Interestingly, as you can see in the chart, the Facebook thumbs-up request was the most commonly seen, with 75% people saying they had seen it before. The least well-recognized method of requesting social shares was the Medium-specific one, with only 15% of the respondents saying they were confident they had seen a clap request before.
Have you ever shared the content after seeing one of these share requests?
When asked the question of whether or not the respondents had seen any of the social share requests, and then gone on to actually share the content, their self-reported participation level was astoundingly low. Only 12% of respondents indicated that they had shared content via one of the five techniques introduced above.
Of the five techniques, the thumbs-up approach on Facebook appears to be the most common approach that survey respondents participated in, with 29% of respondents having used this approach after having seen the solicitation. The weakest performing technique is the “dare you not to share” approach, which garnered only 4% participation.
How does this kind of share request make you feel?
Respondents of the survey also indicated that they were not highly enthused by any of these techniques. That said, on average the respondents were neutral about most of the techniques.
The technique that had the highest rating (2.08 out of 4) was the Facebook technique asking for a thumbs-up. The least favored technique was the “I dare you not to share” technique, which garnered only 0.87 points out of 4, setting it between unfavorable and very unfavorable on our measurement scale.
Do more claps and shares result in higher visibility of your marketing content?
As you can see from the survey findings above, consumer response is mixed when it comes to social share solicitations.
Some techniques are found to be more annoying than others. For example, the “I dare you not to share” approach was ranked somewhere between unfavorable and very unfavorable, while the others were ranked as being around neutral.
As the survey data illustrates, many consumers claim to not actively share content they read, if they receive a solicitation. Only 12% of respondents, after seeing a share solicitation, have gone on to actually share that content.
Despite the efforts of this survey, respondents may have their own biases and may not be representative of the web as a whole. Additionally, their responses are qualitative in nature, which doesn’t tend to provide the strongest of answers when considering if a practice such as soliciting shares is effective or not.

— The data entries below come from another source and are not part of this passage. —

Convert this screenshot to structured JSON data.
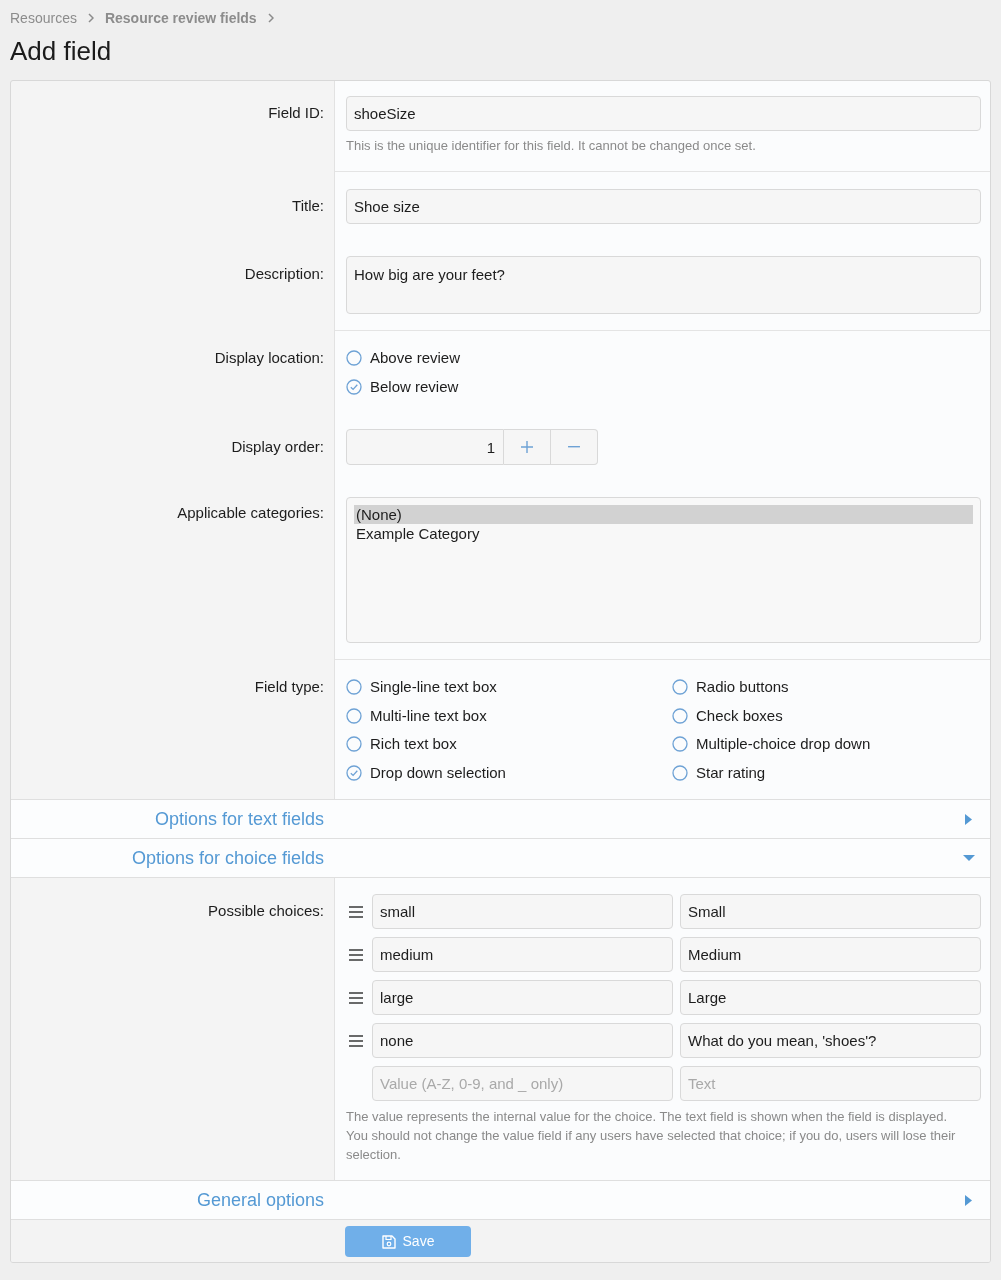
{
  "breadcrumb": [
    {
      "label": "Resources"
    },
    {
      "label": "Resource review fields"
    }
  ],
  "page_title": "Add field",
  "sections": [
    {
      "rows": [
        {
          "kind": "text",
          "label": "Field ID:",
          "value": "shoeSize",
          "hint": "This is the unique identifier for this field. It cannot be changed once set."
        }
      ]
    },
    {
      "rows": [
        {
          "kind": "text",
          "label": "Title:",
          "value": "Shoe size"
        },
        {
          "kind": "textarea",
          "label": "Description:",
          "value": "How big are your feet?"
        }
      ]
    },
    {
      "rows": [
        {
          "kind": "radio",
          "label": "Display location:",
          "options": [
            {
              "label": "Above review",
              "selected": false
            },
            {
              "label": "Below review",
              "selected": true
            }
          ]
        },
        {
          "kind": "number",
          "label": "Display order:",
          "value": "1"
        },
        {
          "kind": "listbox",
          "label": "Applicable categories:",
          "options": [
            {
              "label": "(None)",
              "selected": true
            },
            {
              "label": "Example Category",
              "selected": false
            }
          ]
        }
      ]
    },
    {
      "rows": [
        {
          "kind": "grid",
          "label": "Field type:",
          "options": [
            {
              "label": "Single-line text box",
              "selected": false
            },
            {
              "label": "Multi-line text box",
              "selected": false
            },
            {
              "label": "Rich text box",
              "selected": false
            },
            {
              "label": "Drop down selection",
              "selected": true
            },
            {
              "label": "Radio buttons",
              "selected": false
            },
            {
              "label": "Check boxes",
              "selected": false
            },
            {
              "label": "Multiple-choice drop down",
              "selected": false
            },
            {
              "label": "Star rating",
              "selected": false
            }
          ]
        }
      ]
    }
  ],
  "panels": [
    {
      "title": "Options for text fields",
      "expanded": false
    },
    {
      "title": "Options for choice fields",
      "expanded": true,
      "rows": [
        {
          "kind": "choices",
          "label": "Possible choices:",
          "choices": [
            {
              "value": "small",
              "text": "Small"
            },
            {
              "value": "medium",
              "text": "Medium"
            },
            {
              "value": "large",
              "text": "Large"
            },
            {
              "value": "none",
              "text": "What do you mean, 'shoes'?"
            }
          ],
          "new_choice": {
            "value_placeholder": "Value (A-Z, 0-9, and _ only)",
            "text_placeholder": "Text"
          },
          "hint": "The value represents the internal value for the choice. The text field is shown when the field is displayed. You should not change the value field if any users have selected that choice; if you do, users will lose their selection."
        }
      ]
    },
    {
      "title": "General options",
      "expanded": false
    }
  ],
  "save_button": {
    "label": "Save"
  }
}
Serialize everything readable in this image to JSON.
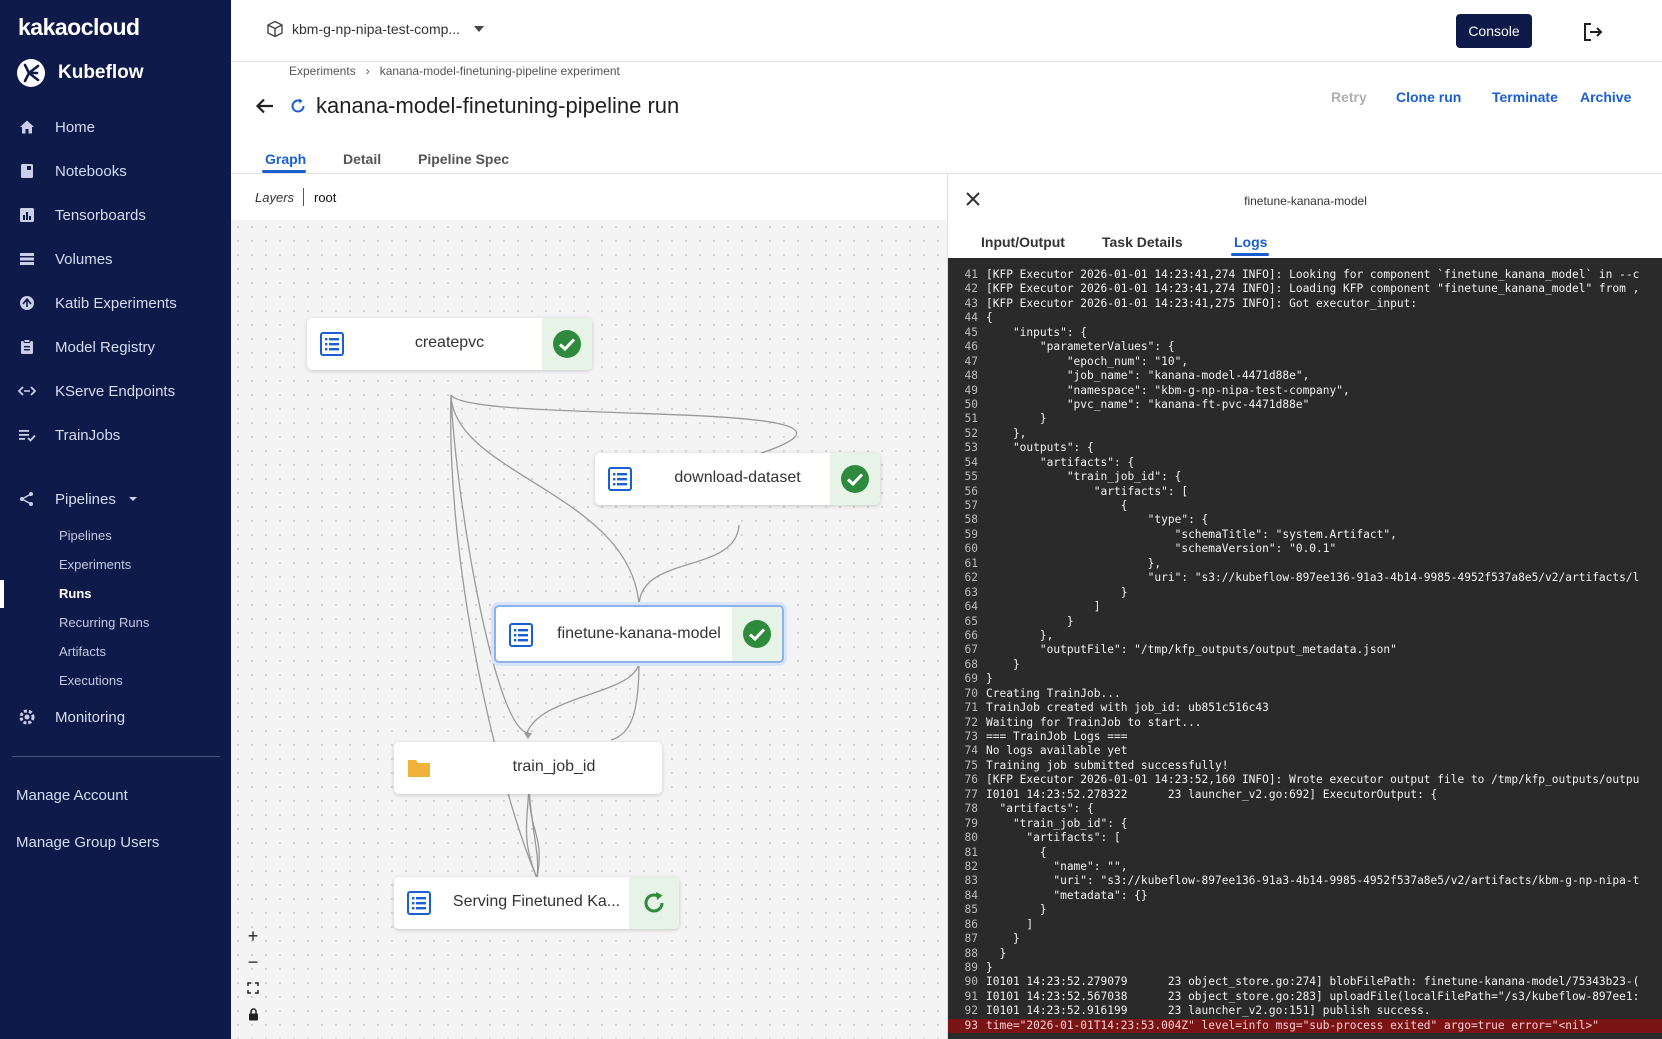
{
  "sidebar": {
    "brand": "kakaocloud",
    "product": "Kubeflow",
    "items": [
      {
        "label": "Home",
        "icon": "home-icon"
      },
      {
        "label": "Notebooks",
        "icon": "notebook-icon"
      },
      {
        "label": "Tensorboards",
        "icon": "chart-icon"
      },
      {
        "label": "Volumes",
        "icon": "storage-icon"
      },
      {
        "label": "Katib Experiments",
        "icon": "katib-icon"
      },
      {
        "label": "Model Registry",
        "icon": "clipboard-icon"
      },
      {
        "label": "KServe Endpoints",
        "icon": "code-arrows-icon"
      },
      {
        "label": "TrainJobs",
        "icon": "list-check-icon"
      },
      {
        "label": "Pipelines",
        "icon": "pipeline-icon"
      }
    ],
    "pipelines_sub": [
      "Pipelines",
      "Experiments",
      "Runs",
      "Recurring Runs",
      "Artifacts",
      "Executions"
    ],
    "active_sub": "Runs",
    "monitoring": "Monitoring",
    "manage_account": "Manage Account",
    "manage_group_users": "Manage Group Users"
  },
  "topbar": {
    "namespace": "kbm-g-np-nipa-test-comp...",
    "console": "Console"
  },
  "header": {
    "breadcrumb": [
      "Experiments",
      "kanana-model-finetuning-pipeline experiment"
    ],
    "breadcrumb_sep": "›",
    "title": "kanana-model-finetuning-pipeline run",
    "actions": {
      "retry": "Retry",
      "clone": "Clone run",
      "terminate": "Terminate",
      "archive": "Archive"
    }
  },
  "tabs": [
    "Graph",
    "Detail",
    "Pipeline Spec"
  ],
  "graph": {
    "layers_label": "Layers",
    "layer": "root",
    "nodes": [
      {
        "label": "createpvc",
        "kind": "execution",
        "status": "succeeded"
      },
      {
        "label": "download-dataset",
        "kind": "execution",
        "status": "succeeded"
      },
      {
        "label": "finetune-kanana-model",
        "kind": "execution",
        "status": "succeeded",
        "selected": true
      },
      {
        "label": "train_job_id",
        "kind": "artifact"
      },
      {
        "label": "Serving Finetuned Ka...",
        "kind": "execution",
        "status": "pending"
      }
    ],
    "zoom_controls": [
      "+",
      "−"
    ]
  },
  "panel": {
    "title": "finetune-kanana-model",
    "tabs": [
      "Input/Output",
      "Task Details",
      "Logs"
    ],
    "active_tab": "Logs",
    "logs": [
      {
        "n": "41",
        "t": "[KFP Executor 2026-01-01 14:23:41,274 INFO]: Looking for component `finetune_kanana_model` in --c"
      },
      {
        "n": "42",
        "t": "[KFP Executor 2026-01-01 14:23:41,274 INFO]: Loading KFP component \"finetune_kanana_model\" from ,"
      },
      {
        "n": "43",
        "t": "[KFP Executor 2026-01-01 14:23:41,275 INFO]: Got executor_input:"
      },
      {
        "n": "44",
        "t": "{"
      },
      {
        "n": "45",
        "t": "    \"inputs\": {"
      },
      {
        "n": "46",
        "t": "        \"parameterValues\": {"
      },
      {
        "n": "47",
        "t": "            \"epoch_num\": \"10\","
      },
      {
        "n": "48",
        "t": "            \"job_name\": \"kanana-model-4471d88e\","
      },
      {
        "n": "49",
        "t": "            \"namespace\": \"kbm-g-np-nipa-test-company\","
      },
      {
        "n": "50",
        "t": "            \"pvc_name\": \"kanana-ft-pvc-4471d88e\""
      },
      {
        "n": "51",
        "t": "        }"
      },
      {
        "n": "52",
        "t": "    },"
      },
      {
        "n": "53",
        "t": "    \"outputs\": {"
      },
      {
        "n": "54",
        "t": "        \"artifacts\": {"
      },
      {
        "n": "55",
        "t": "            \"train_job_id\": {"
      },
      {
        "n": "56",
        "t": "                \"artifacts\": ["
      },
      {
        "n": "57",
        "t": "                    {"
      },
      {
        "n": "58",
        "t": "                        \"type\": {"
      },
      {
        "n": "59",
        "t": "                            \"schemaTitle\": \"system.Artifact\","
      },
      {
        "n": "60",
        "t": "                            \"schemaVersion\": \"0.0.1\""
      },
      {
        "n": "61",
        "t": "                        },"
      },
      {
        "n": "62",
        "t": "                        \"uri\": \"s3://kubeflow-897ee136-91a3-4b14-9985-4952f537a8e5/v2/artifacts/l"
      },
      {
        "n": "63",
        "t": "                    }"
      },
      {
        "n": "64",
        "t": "                ]"
      },
      {
        "n": "65",
        "t": "            }"
      },
      {
        "n": "66",
        "t": "        },"
      },
      {
        "n": "67",
        "t": "        \"outputFile\": \"/tmp/kfp_outputs/output_metadata.json\""
      },
      {
        "n": "68",
        "t": "    }"
      },
      {
        "n": "69",
        "t": "}"
      },
      {
        "n": "70",
        "t": "Creating TrainJob..."
      },
      {
        "n": "71",
        "t": "TrainJob created with job_id: ub851c516c43"
      },
      {
        "n": "72",
        "t": "Waiting for TrainJob to start..."
      },
      {
        "n": "73",
        "t": "=== TrainJob Logs ==="
      },
      {
        "n": "74",
        "t": "No logs available yet"
      },
      {
        "n": "75",
        "t": "Training job submitted successfully!"
      },
      {
        "n": "76",
        "t": "[KFP Executor 2026-01-01 14:23:52,160 INFO]: Wrote executor output file to /tmp/kfp_outputs/outpu"
      },
      {
        "n": "77",
        "t": "I0101 14:23:52.278322      23 launcher_v2.go:692] ExecutorOutput: {"
      },
      {
        "n": "78",
        "t": "  \"artifacts\": {"
      },
      {
        "n": "79",
        "t": "    \"train_job_id\": {"
      },
      {
        "n": "80",
        "t": "      \"artifacts\": ["
      },
      {
        "n": "81",
        "t": "        {"
      },
      {
        "n": "82",
        "t": "          \"name\": \"\","
      },
      {
        "n": "83",
        "t": "          \"uri\": \"s3://kubeflow-897ee136-91a3-4b14-9985-4952f537a8e5/v2/artifacts/kbm-g-np-nipa-t"
      },
      {
        "n": "84",
        "t": "          \"metadata\": {}"
      },
      {
        "n": "85",
        "t": "        }"
      },
      {
        "n": "86",
        "t": "      ]"
      },
      {
        "n": "87",
        "t": "    }"
      },
      {
        "n": "88",
        "t": "  }"
      },
      {
        "n": "89",
        "t": "}"
      },
      {
        "n": "90",
        "t": "I0101 14:23:52.279079      23 object_store.go:274] blobFilePath: finetune-kanana-model/75343b23-("
      },
      {
        "n": "91",
        "t": "I0101 14:23:52.567038      23 object_store.go:283] uploadFile(localFilePath=\"/s3/kubeflow-897ee1:"
      },
      {
        "n": "92",
        "t": "I0101 14:23:52.916199      23 launcher_v2.go:151] publish success."
      },
      {
        "n": "93",
        "t": "time=\"2026-01-01T14:23:53.004Z\" level=info msg=\"sub-process exited\" argo=true error=\"<nil>\"",
        "error": true
      }
    ]
  },
  "colors": {
    "sidebar_bg": "#0e1a4a",
    "accent": "#1a5fd0",
    "success": "#2e7d32",
    "log_bg": "#2a2a2a",
    "log_error_bg": "#7a1313"
  }
}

In order to capture a more quantitative answer to this question, of whether share solicitations are effective, we have also run some empirical research across much of Medium, evaluating posts to see if they solicited feedback and if they did, if that resulted in an actual increase in claps. We’ll be highlighting that research in next week’s #MartechMonday post.